Sofer tells the story of Isaac and his family through a detailed third-person account that shifts its point of view among Isaac, his wife Farnaz, his daughter Shirin, and his son Parviz. Although Farnaz seems like the least likable of the main characters, the greatest strength of The Septembers of Shiraz lies in the complex interactions between her and her housekeeper, Habibeh. Farnaz may be "arrogant","conceited" and "belittling" in the housekeeper's view, but Sofer doesn't characterize Farnaz in such a simplistic way. Habibeh's honesty provokes candor in Farnaz, and the scenes between the two women are tense, ruthless, and representative of the challenges faced by the country they're trying to share.
Sofer is at her weakest, however, in the portions about the son who is studying architecture in New York. In contrast to the multidimensionality of the other characters, the portrayal of Parviz remains superficial. While we receive clues that he feels lonely and isolated, it's difficult to see past his persistent self-absorption. His pseudo-romance with the daughter of his Hassidic landlord and eventual boss offers only a passing distraction for him and for us. After speeding through the Parviz chapters, however, we're back with Isaac in his prison cell, where the moaning of prisoners and the thud of bodies on concrete is disturbing enough -- though not as startling as the experiences of Shirin, Isaac's 9-year-old daughter. Her empathy entangles her in Khomeini's revolution in a way that nearly destroys her entire family.
by Annie Dillard

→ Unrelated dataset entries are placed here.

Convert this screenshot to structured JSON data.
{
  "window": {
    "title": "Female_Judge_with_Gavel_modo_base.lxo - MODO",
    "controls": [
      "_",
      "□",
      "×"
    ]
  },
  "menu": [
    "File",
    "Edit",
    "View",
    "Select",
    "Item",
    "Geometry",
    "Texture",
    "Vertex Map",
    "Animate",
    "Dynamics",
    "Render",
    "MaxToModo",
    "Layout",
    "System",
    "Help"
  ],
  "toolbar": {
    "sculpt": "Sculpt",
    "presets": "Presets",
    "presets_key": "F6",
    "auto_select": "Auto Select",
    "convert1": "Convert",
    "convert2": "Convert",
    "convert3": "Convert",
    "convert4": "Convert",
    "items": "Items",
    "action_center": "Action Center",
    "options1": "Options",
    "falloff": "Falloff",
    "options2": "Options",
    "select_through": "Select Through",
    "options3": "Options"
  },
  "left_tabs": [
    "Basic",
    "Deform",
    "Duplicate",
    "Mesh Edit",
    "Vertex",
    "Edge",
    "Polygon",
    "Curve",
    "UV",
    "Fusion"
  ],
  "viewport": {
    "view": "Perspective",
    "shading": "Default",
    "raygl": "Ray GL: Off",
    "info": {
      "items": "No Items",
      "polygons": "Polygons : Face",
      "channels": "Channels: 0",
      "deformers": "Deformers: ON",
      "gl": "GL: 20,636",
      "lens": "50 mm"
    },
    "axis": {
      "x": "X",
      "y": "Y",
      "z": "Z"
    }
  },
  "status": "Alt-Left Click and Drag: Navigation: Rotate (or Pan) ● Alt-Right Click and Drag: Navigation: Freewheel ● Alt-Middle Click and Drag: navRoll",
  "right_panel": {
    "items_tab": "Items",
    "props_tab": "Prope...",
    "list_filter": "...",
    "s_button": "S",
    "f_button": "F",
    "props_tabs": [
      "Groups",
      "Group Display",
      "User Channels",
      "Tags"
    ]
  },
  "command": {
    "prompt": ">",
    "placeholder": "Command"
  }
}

& lt;span class= & quot;dropcap & quot; & S & lt;/span & ome prefer writing in which they can lose track of real life and immerse themselves in the world of the book. This is not what will happen while reading Annie Dillard's work.